Home is Where the Smart Is Part 5: Connectivity

In our previous post we explored the various types of home networks. But to bring the elements of a smart home together you need to get them talking to one another. In this article we’ll look at your options.

Three Ways Computers Communicate

The networked devices in your home are part of a local area network (LAN) and how they talk to one another is similar to a dinner party. One person can engage the whole table to give a toast, a group at one end of the table can converse among themselves, or two people can have a private conversation. Other than the private conversation, as long as you’re within earshot of whomever is speaking, you’re hearing the message whether you want to or not.

That’s why there are different devices for networking that sort out the various conversations at its table. Here’s a look at them and how they work.


A hub is the simplest type of network connection. All it does is receive data and spread it to every connected device…like the toastmaster does at the table. That’s fine as long as everyone’s okay with their time and attention being monopolized. But what if you have a better use for your time than listening to a boring toast that has no meaning to you? Then you need a switch.


Like a hub, a switch is connected to every device on the network, but unlike many humans, it thinks a second before it speaks. By listening to network traffic, it learns who’s who, if they’re interested, and sends it to the desired recipient without bothering the other devices on the network. This is done using Media Access Control (MAC) addresses, unique identifiers for each device the switch has gotten to know (usually quickly) by watching who is speaking to whom. This cuts down traffic on the network, reducing bandwidth use and speeding up communication. It also limits communication to the intended recipients, so no bored guests or eavesdropping.

Switches have come down in price to the point they’re about the same cost as hubs, so unless you need a hub for a specific reason (see below), you’re better off with a switch.


If a switch is a smarter hub, a router is a smarter switch. Much smarter, in fact, since most routers are small computers themselves. They understand, manipulate, and route the data passing through them, similarly to a switch, but also perform other important tasks.

To use the internet, devices must have an ID known as an Internet Protocol Address (IP address) to identify it to other devices.
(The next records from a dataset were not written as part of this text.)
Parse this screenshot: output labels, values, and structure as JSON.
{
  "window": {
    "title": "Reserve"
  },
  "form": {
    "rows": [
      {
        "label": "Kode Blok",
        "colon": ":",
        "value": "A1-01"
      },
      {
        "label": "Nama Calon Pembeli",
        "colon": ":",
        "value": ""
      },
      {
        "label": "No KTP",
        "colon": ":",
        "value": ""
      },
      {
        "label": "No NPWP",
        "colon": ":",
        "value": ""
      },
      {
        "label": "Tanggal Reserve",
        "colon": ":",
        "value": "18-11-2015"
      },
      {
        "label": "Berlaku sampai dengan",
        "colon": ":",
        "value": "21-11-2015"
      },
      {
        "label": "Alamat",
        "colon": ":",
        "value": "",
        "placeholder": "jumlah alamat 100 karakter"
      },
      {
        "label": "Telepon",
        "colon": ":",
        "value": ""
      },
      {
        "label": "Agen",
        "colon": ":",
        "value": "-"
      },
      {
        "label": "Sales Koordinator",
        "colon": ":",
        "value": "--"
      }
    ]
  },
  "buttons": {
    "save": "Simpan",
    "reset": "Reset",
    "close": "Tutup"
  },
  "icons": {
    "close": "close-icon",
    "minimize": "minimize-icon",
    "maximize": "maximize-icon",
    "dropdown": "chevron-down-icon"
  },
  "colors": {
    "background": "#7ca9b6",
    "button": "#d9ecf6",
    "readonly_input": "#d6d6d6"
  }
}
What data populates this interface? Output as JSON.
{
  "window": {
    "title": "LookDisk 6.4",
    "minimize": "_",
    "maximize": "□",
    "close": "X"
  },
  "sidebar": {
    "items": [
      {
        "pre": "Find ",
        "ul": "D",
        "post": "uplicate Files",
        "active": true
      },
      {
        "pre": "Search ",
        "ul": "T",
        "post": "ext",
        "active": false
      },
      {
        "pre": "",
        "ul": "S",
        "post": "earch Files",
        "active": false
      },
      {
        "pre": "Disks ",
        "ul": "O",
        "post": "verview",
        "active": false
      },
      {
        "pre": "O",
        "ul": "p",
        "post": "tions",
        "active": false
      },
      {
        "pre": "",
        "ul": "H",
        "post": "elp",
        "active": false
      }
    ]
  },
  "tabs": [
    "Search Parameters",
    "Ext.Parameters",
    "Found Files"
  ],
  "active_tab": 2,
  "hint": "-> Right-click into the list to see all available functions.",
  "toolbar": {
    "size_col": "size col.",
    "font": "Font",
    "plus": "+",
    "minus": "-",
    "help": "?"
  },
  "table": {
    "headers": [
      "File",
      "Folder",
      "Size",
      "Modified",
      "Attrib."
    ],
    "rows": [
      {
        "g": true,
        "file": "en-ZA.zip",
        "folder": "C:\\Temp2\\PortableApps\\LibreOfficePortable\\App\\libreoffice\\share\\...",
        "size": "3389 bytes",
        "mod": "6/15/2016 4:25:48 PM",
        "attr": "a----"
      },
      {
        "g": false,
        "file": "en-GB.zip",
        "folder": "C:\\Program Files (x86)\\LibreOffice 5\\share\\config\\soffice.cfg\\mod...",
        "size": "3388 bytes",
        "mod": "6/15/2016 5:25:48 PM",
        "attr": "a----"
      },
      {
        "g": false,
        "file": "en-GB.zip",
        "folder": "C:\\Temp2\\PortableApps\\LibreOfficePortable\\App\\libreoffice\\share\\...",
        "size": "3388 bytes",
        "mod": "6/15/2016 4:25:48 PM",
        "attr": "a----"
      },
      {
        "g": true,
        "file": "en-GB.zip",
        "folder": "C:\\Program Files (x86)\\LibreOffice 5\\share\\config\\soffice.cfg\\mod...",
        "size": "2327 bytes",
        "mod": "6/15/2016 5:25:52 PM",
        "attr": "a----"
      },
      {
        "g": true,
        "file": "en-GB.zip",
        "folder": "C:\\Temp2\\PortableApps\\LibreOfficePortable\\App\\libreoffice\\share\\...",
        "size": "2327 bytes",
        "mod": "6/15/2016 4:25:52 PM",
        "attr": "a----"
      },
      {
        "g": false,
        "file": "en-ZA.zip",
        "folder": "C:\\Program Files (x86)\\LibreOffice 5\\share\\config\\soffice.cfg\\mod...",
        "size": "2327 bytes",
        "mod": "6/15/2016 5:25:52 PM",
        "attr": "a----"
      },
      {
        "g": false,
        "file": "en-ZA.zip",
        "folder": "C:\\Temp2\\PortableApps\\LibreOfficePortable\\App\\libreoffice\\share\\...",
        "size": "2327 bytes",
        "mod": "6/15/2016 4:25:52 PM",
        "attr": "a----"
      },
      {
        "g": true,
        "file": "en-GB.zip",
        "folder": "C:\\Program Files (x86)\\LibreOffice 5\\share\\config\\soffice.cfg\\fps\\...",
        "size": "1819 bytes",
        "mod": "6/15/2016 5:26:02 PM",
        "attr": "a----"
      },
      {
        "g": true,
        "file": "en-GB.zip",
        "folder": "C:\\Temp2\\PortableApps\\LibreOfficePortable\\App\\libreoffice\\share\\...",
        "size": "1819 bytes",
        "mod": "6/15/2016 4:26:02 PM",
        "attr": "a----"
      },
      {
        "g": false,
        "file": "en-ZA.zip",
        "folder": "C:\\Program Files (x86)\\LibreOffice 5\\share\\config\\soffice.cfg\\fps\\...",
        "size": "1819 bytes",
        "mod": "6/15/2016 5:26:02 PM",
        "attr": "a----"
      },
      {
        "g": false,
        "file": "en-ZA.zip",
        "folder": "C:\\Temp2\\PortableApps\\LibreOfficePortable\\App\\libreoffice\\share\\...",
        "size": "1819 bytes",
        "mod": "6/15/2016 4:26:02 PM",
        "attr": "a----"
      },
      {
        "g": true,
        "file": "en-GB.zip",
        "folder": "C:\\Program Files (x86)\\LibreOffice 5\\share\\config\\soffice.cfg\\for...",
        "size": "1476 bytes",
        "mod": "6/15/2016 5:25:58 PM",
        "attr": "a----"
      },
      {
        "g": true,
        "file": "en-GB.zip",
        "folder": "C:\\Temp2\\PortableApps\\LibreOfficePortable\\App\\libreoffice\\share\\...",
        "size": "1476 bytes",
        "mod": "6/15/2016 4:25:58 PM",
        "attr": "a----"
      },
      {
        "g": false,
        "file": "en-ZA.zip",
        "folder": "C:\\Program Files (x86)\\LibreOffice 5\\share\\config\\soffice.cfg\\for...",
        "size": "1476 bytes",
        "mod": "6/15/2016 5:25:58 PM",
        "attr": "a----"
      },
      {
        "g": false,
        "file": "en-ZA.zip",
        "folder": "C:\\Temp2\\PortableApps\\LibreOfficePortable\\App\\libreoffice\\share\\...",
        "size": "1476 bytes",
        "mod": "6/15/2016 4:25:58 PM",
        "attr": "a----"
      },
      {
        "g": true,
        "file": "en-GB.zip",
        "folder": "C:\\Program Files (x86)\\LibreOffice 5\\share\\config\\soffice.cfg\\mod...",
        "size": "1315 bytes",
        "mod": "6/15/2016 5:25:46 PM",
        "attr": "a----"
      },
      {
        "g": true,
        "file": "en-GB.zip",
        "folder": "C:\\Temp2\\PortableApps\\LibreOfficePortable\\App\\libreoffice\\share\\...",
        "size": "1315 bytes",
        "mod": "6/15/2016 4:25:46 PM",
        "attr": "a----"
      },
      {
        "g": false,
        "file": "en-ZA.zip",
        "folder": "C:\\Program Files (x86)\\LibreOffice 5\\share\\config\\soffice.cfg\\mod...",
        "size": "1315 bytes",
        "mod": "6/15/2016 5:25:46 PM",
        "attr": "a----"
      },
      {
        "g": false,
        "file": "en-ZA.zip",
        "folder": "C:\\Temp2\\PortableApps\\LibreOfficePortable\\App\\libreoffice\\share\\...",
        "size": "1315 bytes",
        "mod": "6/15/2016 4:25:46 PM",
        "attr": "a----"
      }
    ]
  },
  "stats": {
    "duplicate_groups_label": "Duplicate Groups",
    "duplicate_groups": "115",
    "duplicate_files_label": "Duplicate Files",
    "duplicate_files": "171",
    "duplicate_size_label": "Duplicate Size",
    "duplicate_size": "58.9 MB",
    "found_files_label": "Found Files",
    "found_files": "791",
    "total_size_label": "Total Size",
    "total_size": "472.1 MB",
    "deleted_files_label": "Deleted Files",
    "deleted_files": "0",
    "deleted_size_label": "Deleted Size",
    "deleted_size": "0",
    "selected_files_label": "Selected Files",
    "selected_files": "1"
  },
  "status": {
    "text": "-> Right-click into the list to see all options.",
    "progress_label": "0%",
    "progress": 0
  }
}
The router will assign IP addresses to your various network devices (computers, smart phones, refrigerators, etc.) like a switch uses MAC addresses, but when it connects to the internet, it also replaces your local IP addresses with the one assigned by your service provider. Then using a process called Network Address Translation (NAT), the router determines what passes along the network and what doesn’t. Like a firewall, this prevents outside computers from talking to your devices unless you initiate the process, preventing unwanted intrusions.

So What Do You Need?

Most home networks will do fine with just a router. Your service provider likely has one included with your subscription package along with a wireless modem. And you probably pay a fee for it. The advantage is that you’ll usually get “free” upgrades and tech support. The downside is you’ll typically pay more than buying one of your own.

But before you rush out to buy a router to save money, be sure the device you buy is compatible with the system you’re on. And realize that your service provider may no longer offer support or upgrades, but your device manufacturer may.

Occasionally, smart devices like light bulbs and thermostats may also require a separate hub to integrate with your home network. Before you buy any smart device, be sure to check their connectivity requirements.

A Word About Security

Any network becomes vulnerable when it connects to an outside source like the internet. Regardless of your network type, it should be protected by a good firewall, antivirus software, encryption, and strong passwords.

If you need to add or change a home network, call Allstar Electrical at (303) 399-7420 or visit our website. Then use our handy on-line forms to request an estimate or set up an appointment. We’ve served the Front Range for over 15 years and are top-rated by the BBB.

We also offer 24/7 radio-dispatched emergency service throughout our Front Range service area.